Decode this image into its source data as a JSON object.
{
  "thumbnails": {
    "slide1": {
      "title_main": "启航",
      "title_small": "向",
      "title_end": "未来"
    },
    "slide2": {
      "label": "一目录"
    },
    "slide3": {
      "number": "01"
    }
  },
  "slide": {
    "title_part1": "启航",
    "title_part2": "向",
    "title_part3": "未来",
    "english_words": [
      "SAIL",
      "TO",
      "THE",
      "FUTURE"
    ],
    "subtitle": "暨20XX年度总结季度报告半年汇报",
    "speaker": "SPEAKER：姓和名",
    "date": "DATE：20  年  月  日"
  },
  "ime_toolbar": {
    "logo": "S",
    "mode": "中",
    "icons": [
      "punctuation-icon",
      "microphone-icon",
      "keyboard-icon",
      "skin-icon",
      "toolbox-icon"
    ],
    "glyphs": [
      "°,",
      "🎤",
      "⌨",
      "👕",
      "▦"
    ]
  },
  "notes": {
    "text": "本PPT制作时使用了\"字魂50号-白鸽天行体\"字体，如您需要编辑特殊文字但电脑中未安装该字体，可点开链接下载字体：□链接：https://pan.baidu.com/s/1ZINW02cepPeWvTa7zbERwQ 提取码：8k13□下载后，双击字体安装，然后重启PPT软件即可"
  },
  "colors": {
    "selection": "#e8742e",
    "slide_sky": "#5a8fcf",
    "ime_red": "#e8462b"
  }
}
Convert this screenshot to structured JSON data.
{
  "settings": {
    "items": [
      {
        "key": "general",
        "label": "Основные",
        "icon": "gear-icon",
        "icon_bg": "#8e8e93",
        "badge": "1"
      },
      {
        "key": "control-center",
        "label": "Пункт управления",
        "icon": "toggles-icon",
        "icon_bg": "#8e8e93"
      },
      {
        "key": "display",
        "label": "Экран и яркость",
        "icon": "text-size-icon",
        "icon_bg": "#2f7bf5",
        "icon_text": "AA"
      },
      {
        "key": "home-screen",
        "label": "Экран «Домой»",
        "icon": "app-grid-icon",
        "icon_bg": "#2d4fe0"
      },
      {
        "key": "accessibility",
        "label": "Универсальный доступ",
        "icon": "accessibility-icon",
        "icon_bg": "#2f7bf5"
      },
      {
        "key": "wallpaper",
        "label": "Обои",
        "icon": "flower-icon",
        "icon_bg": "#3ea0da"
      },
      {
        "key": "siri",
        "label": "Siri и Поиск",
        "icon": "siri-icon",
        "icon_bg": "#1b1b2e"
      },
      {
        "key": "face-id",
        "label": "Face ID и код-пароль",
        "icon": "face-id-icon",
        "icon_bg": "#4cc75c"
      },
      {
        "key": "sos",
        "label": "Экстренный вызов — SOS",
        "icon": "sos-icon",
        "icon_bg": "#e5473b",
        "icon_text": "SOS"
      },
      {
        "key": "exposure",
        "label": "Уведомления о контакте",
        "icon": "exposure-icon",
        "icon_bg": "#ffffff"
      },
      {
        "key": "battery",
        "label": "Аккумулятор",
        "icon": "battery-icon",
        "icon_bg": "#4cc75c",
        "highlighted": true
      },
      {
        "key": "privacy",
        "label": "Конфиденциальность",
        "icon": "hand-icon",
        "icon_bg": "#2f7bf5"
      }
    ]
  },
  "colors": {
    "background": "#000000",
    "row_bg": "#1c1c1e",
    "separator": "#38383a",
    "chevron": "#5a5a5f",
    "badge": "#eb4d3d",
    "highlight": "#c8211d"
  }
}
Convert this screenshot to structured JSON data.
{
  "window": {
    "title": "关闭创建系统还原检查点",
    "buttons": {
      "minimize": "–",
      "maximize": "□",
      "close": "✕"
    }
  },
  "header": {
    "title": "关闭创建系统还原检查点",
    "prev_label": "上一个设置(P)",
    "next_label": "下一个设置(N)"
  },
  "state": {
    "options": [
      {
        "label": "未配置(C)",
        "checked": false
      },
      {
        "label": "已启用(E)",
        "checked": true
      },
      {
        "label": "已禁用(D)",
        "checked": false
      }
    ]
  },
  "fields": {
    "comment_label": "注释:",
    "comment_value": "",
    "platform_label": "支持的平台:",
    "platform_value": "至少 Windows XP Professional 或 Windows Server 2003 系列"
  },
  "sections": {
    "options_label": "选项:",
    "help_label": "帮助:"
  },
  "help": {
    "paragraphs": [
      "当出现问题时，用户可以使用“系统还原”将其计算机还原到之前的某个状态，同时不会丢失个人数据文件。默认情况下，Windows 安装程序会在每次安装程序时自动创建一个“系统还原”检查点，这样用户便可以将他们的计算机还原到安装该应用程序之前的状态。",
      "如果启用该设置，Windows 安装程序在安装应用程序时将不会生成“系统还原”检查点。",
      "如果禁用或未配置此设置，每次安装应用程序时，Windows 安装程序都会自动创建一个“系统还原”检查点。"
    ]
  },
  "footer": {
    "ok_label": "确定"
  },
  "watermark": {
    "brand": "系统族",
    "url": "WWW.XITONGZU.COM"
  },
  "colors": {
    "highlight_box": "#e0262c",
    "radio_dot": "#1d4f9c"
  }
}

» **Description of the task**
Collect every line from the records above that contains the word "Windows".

» **Result below**
    "platform_value": "至少 Windows XP Professional 或 Windows Server 2003 系列"
      "当出现问题时，用户可以使用“系统还原”将其计算机还原到之前的某个状态，同时不会丢失个人数据文件。默认情况下，Windows 安装程序会在每次安装程序时自动创建一个“系统还原”检查点，这样用户便可以将他们的计算机还原到安装该应用程序之前的状态。",
      "如果启用该设置，Windows 安装程序在安装应用程序时将不会生成“系统还原”检查点。",
      "如果禁用或未配置此设置，每次安装应用程序时，Windows 安装程序都会自动创建一个“系统还原”检查点。"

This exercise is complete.